“I’ve done a lot of damage,” Conron told The Associated Press recently. “I’ve created a lot of problems.”

Dr. Gobble seems like a nice man with a genuine affection for these cats. The Lykois themselves seem to be sweet-natured, interesting companions. Putting these factors aside for a moment, though, isn’t it abundantly clear by now that world doesn’t need more exotic breeds?

We have far too many homeless companion animals already and yet people are breeding more. Will the world someday heed the experience and advice of Wally Conron? Will we stop creating Frankenstein dogs and werewolf cats?

Photo credit (all photos): Lykoi Cats Facebook Page / B. Gobble

411 comments

Veerle D.
Veerle D.23 hours ago

Sorry, but as a vet you should be smart enough to think of the pros and cons of creating another breed and the possible consequences in the long term beforehand. Sorry therefore isn't good enough...
Human ego and greed has no boundaries, I would say.

Me myself and I A.

Idiocy has no boundaries .... Dr. Gobble i am talking about you !!!

Claire Jordan
Claire Jordan2 days ago
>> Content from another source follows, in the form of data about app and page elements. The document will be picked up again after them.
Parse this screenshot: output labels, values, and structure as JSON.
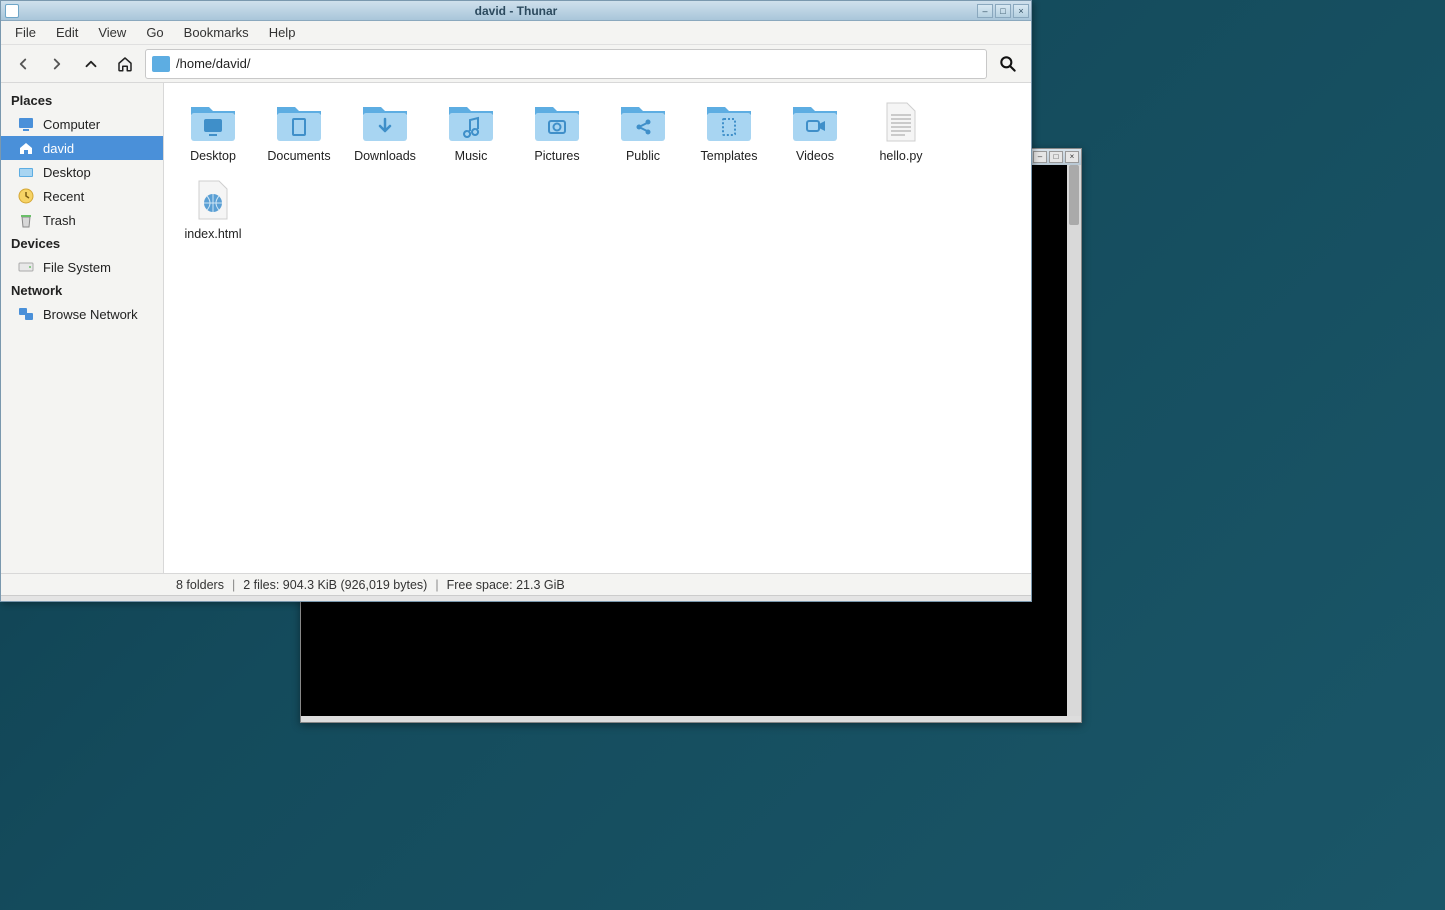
{
  "window": {
    "title": "david - Thunar"
  },
  "menubar": [
    "File",
    "Edit",
    "View",
    "Go",
    "Bookmarks",
    "Help"
  ],
  "path": "/home/david/",
  "sidebar": {
    "sections": [
      {
        "header": "Places",
        "items": [
          {
            "label": "Computer",
            "icon": "monitor",
            "selected": false
          },
          {
            "label": "david",
            "icon": "home",
            "selected": true
          },
          {
            "label": "Desktop",
            "icon": "desktop",
            "selected": false
          },
          {
            "label": "Recent",
            "icon": "clock",
            "selected": false
          },
          {
            "label": "Trash",
            "icon": "trash",
            "selected": false
          }
        ]
      },
      {
        "header": "Devices",
        "items": [
          {
            "label": "File System",
            "icon": "drive",
            "selected": false
          }
        ]
      },
      {
        "header": "Network",
        "items": [
          {
            "label": "Browse Network",
            "icon": "network",
            "selected": false
          }
        ]
      }
    ]
  },
  "files": [
    {
      "label": "Desktop",
      "type": "folder",
      "glyph": "desktop"
    },
    {
      "label": "Documents",
      "type": "folder",
      "glyph": "document"
    },
    {
      "label": "Downloads",
      "type": "folder",
      "glyph": "download"
    },
    {
      "label": "Music",
      "type": "folder",
      "glyph": "music"
    },
    {
      "label": "Pictures",
      "type": "folder",
      "glyph": "camera"
    },
    {
      "label": "Public",
      "type": "folder",
      "glyph": "share"
    },
    {
      "label": "Templates",
      "type": "folder",
      "glyph": "template"
    },
    {
      "label": "Videos",
      "type": "folder",
      "glyph": "video"
    },
    {
      "label": "hello.py",
      "type": "text",
      "glyph": "text"
    },
    {
      "label": "index.html",
      "type": "html",
      "glyph": "globe"
    }
  ],
  "status": {
    "folders": "8 folders",
    "files": "2 files: 904.3 KiB (926,019 bytes)",
    "freespace": "Free space: 21.3 GiB"
  }
}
I don't really have a problem with these, or not more than with any other domestic breed. There are two things to consider when looking at domestic animals whose appearance has been modified from the wild type. There are animals like this whose ability to survive in the wild has been reduced but who can live normal happy lives with human help - and that pretty-much applies to any cat who isn't a short-coated tabby or blue, since any strong colour will make it harder for them to hunt, and long or curly coats require human maintenance. Then there are animals who are so deformed that they can't lead normal lives even *with* human help. The British Rat Fancy, for example, bans the deliberate breeding of tailless rats because without their tails they are vulnerable to overheating. I've seen Care2 publish "cute" pictures of deformed kittens with faces so flat that they must inevitably face problems with their breathing, abnormal tear-ducts and etc, just because some human wanted a cat that looked like a human baby, so I'm not going to get excited about a healthy cat that looks as though moths have been at its fur.

anni a.
anni a.2 days ago

Leave what God created to God Himself. Only He's knows what's best, not humans

Iskrica Knežzevic

Thank you!

Past Member
Past Member 3 days ago

I hate people.

Beverley F.
Beverley F.6 days ago

So very sad. The vet should be prosecuted for animal cruelty.

GGmaSheila D.
GGmaSheila D.7 days ago

A Cat is a Cat is a Cat...not matter what this sweetie looks like he/she is a sweet feline. Too bad these kind of breeders won't look at the facts about how many poor cats, and dogs, are put out on the street and die without rescue...and the number for animals that are euthanized because nobody wants them.

There should no new breeds created until the matter of unwanted/uncared for pets is solved. No animal should go unloved.

Fi T.
Fi T.7 days ago

One's appearance can't tell anything

Michelle Hall
Michelle Hall8 days ago

tyfs